Lack of contextual structure is one of the biggest problems team leaders face when it comes to running an effective meeting. Like a badly prepared mixed dish, they throw every type of task and issue into the same meeting: status updates, team check-ins, tactical debates, high-level strategy, quarterly metrics review, the list goes on.
People end up with no clue about the ultimate purpose of the meeting. Should they inform, discuss, brainstorm, dispute, vote, or listen?
This confusion results in an enormous waste of time and ineffective meetings. Here’s our 2-step action plan to fix this.
How to fix it
First, you have to be clear with yourself and your team—what’s the actual purpose of the meeting?

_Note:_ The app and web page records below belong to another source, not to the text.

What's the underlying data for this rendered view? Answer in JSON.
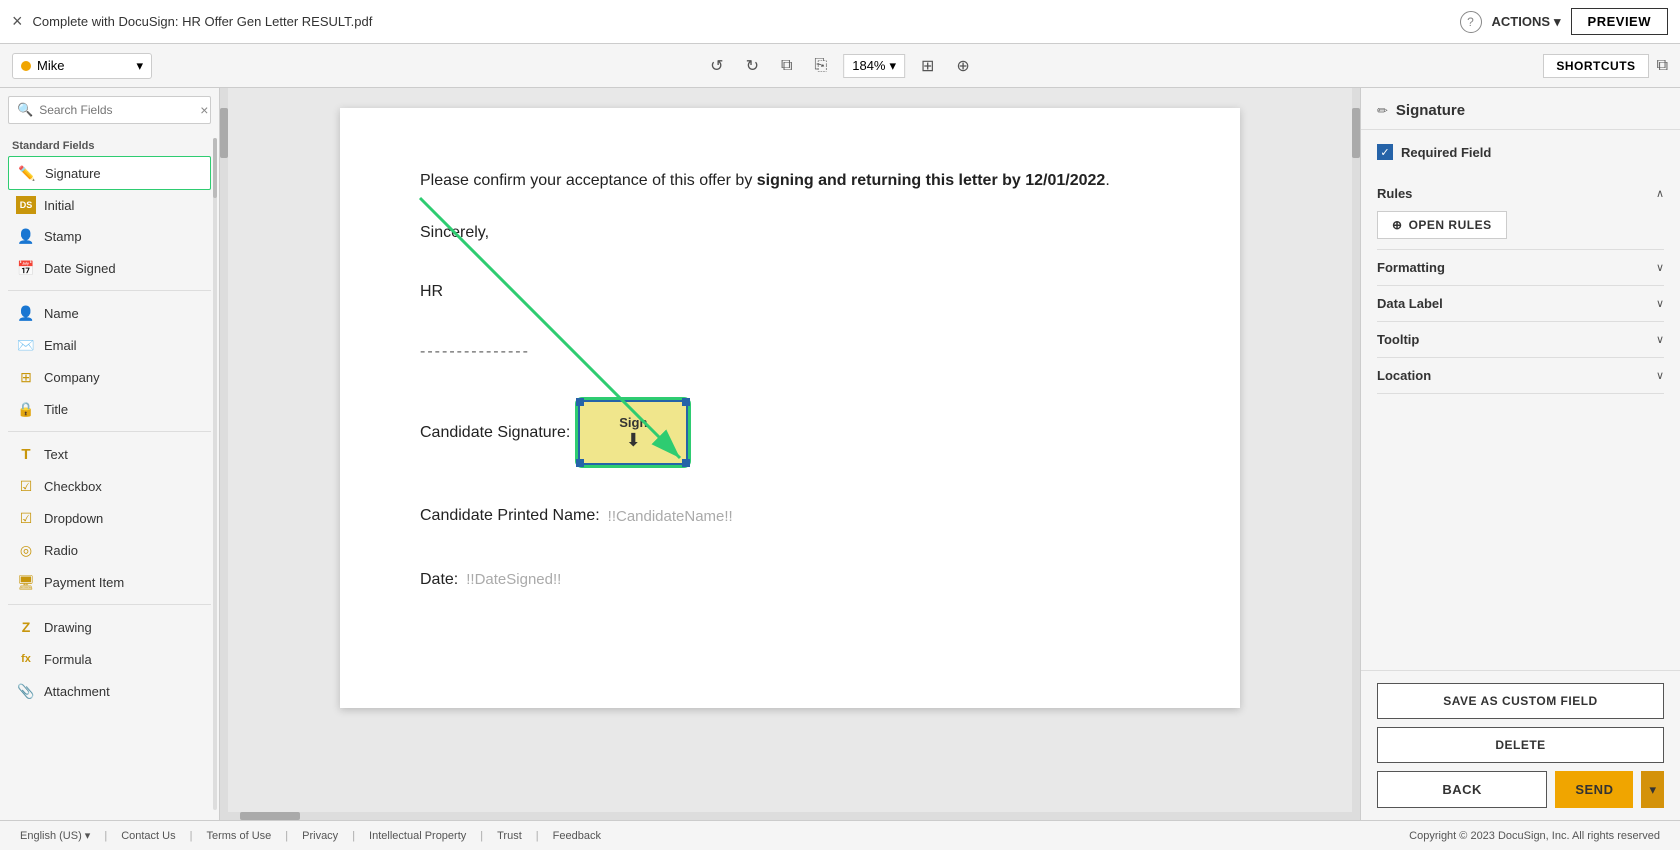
{
  "topbar": {
    "close_icon": "×",
    "doc_title": "Complete with DocuSign: HR Offer Gen Letter RESULT.pdf",
    "help_icon": "?",
    "actions_label": "ACTIONS",
    "actions_chevron": "▾",
    "preview_label": "PREVIEW"
  },
  "toolbar2": {
    "recipient_name": "Mike",
    "recipient_dot_color": "#f0a500",
    "undo_icon": "↺",
    "redo_icon": "↻",
    "copy_icon": "⧉",
    "paste_icon": "⎘",
    "zoom_level": "184%",
    "zoom_chevron": "▾",
    "multi_icon": "⊞",
    "tag_icon": "⊕",
    "shortcuts_label": "SHORTCUTS",
    "copy2_icon": "⧉"
  },
  "sidebar": {
    "search_placeholder": "Search Fields",
    "standard_label": "Standard Fields",
    "fields": [
      {
        "label": "Signature",
        "icon": "✏️",
        "type": "signature",
        "active": true
      },
      {
        "label": "Initial",
        "icon": "DS",
        "type": "initial",
        "active": false
      },
      {
        "label": "Stamp",
        "icon": "👤",
        "type": "stamp",
        "active": false
      },
      {
        "label": "Date Signed",
        "icon": "📅",
        "type": "date",
        "active": false
      }
    ],
    "fields2": [
      {
        "label": "Name",
        "icon": "👤",
        "type": "name"
      },
      {
        "label": "Email",
        "icon": "✉️",
        "type": "email"
      },
      {
        "label": "Company",
        "icon": "⊞",
        "type": "company"
      },
      {
        "label": "Title",
        "icon": "🔒",
        "type": "title"
      }
    ],
    "fields3": [
      {
        "label": "Text",
        "icon": "T",
        "type": "text"
      },
      {
        "label": "Checkbox",
        "icon": "☑",
        "type": "checkbox"
      },
      {
        "label": "Dropdown",
        "icon": "☑",
        "type": "dropdown"
      },
      {
        "label": "Radio",
        "icon": "◎",
        "type": "radio"
      },
      {
        "label": "Payment Item",
        "icon": "🖥",
        "type": "payment"
      }
    ],
    "fields4": [
      {
        "label": "Drawing",
        "icon": "Z",
        "type": "drawing"
      },
      {
        "label": "Formula",
        "icon": "fx",
        "type": "formula"
      },
      {
        "label": "Attachment",
        "icon": "📎",
        "type": "attachment"
      }
    ]
  },
  "document": {
    "para1": "Please confirm your acceptance of this offer by ",
    "para1_bold": "signing and returning this letter by 12/01/2022",
    "para1_end": ".",
    "sincerely": "Sincerely,",
    "from": "HR",
    "dashes": "---------------",
    "candidate_signature_label": "Candidate Signature:",
    "candidate_name_label": "Candidate Printed Name:",
    "candidate_name_placeholder": "!!CandidateName!!",
    "date_label": "Date:",
    "date_placeholder": "!!DateSigned!!",
    "sign_label": "Sign",
    "sign_icon": "⬇"
  },
  "rightpanel": {
    "header_icon": "✏",
    "header_title": "Signature",
    "required_label": "Required Field",
    "rules_label": "Rules",
    "open_rules_label": "OPEN RULES",
    "open_rules_icon": "⊕",
    "formatting_label": "Formatting",
    "data_label_label": "Data Label",
    "tooltip_label": "Tooltip",
    "location_label": "Location",
    "save_custom_label": "SAVE AS CUSTOM FIELD",
    "delete_label": "DELETE",
    "back_label": "BACK",
    "send_label": "SEND",
    "send_chevron": "▾"
  },
  "footer": {
    "language": "English (US) ▾",
    "contact": "Contact Us",
    "terms": "Terms of Use",
    "privacy": "Privacy",
    "intellectual": "Intellectual Property",
    "trust": "Trust",
    "feedback": "Feedback",
    "copyright": "Copyright © 2023 DocuSign, Inc. All rights reserved"
  }
}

“To make our meetings more effective, we need to have multiple types of meetings, and clearly distinguish between the various purposes, formats, and timing of those meetings.”
—Patrick Lencioni. Death by Meeting
Lencioni suggests 4 types of meetings based on their goal, setup, and length.
Source “Death by Meeting”
Now that you’re clear on the exact type of the meeting, the next step is to create its structure.
Range helps you create agendas that are right for your team while prompting you to check for unplanned discussion topics.
Structuring your meeting is easy in Range—you can create different types of topics: start the session with an opening round, recurring agenda items, discuss today’s topics, and end with closing topics.
Contrary to conventional belief, having too many people in your meeting doesn’t promote an increase in collective wisdom, ideas, and additional perspectives. Just the opposite—big groups reduce the effectiveness of your team sessions.
Research by Bain & Company shows that “every person added to a decision-making group over seven reduces decision effectiveness by 10%.” If you add the numbers up, a group of 17 or more people will never make a decision
How to fix it
As a rule of thumb, try to invite as few people as possible to your team meetings.
Bain & Company suggests that the only people that need to attend the meeting are the decision-makers. To mitigate the adverse effects of crowded meetings, consider inviting only those team members with a decision-making role or relevant knowledge to influence your team’s decision.
Team meetings are tough to get right, but there’s hope. With the right knowledge and effective tools in place, you can lead your meetings to peak performance.
If you’ve been experiencing challenges with your meetings—or if you’re simply looking to try a new approach—try us out and let us know what you think. Start your free trial of Range and begin improving how your team runs team meetings today.
And check out our Guide to Standup Meetings to learn more about the ins and outs of standups, and how to get them right for your team.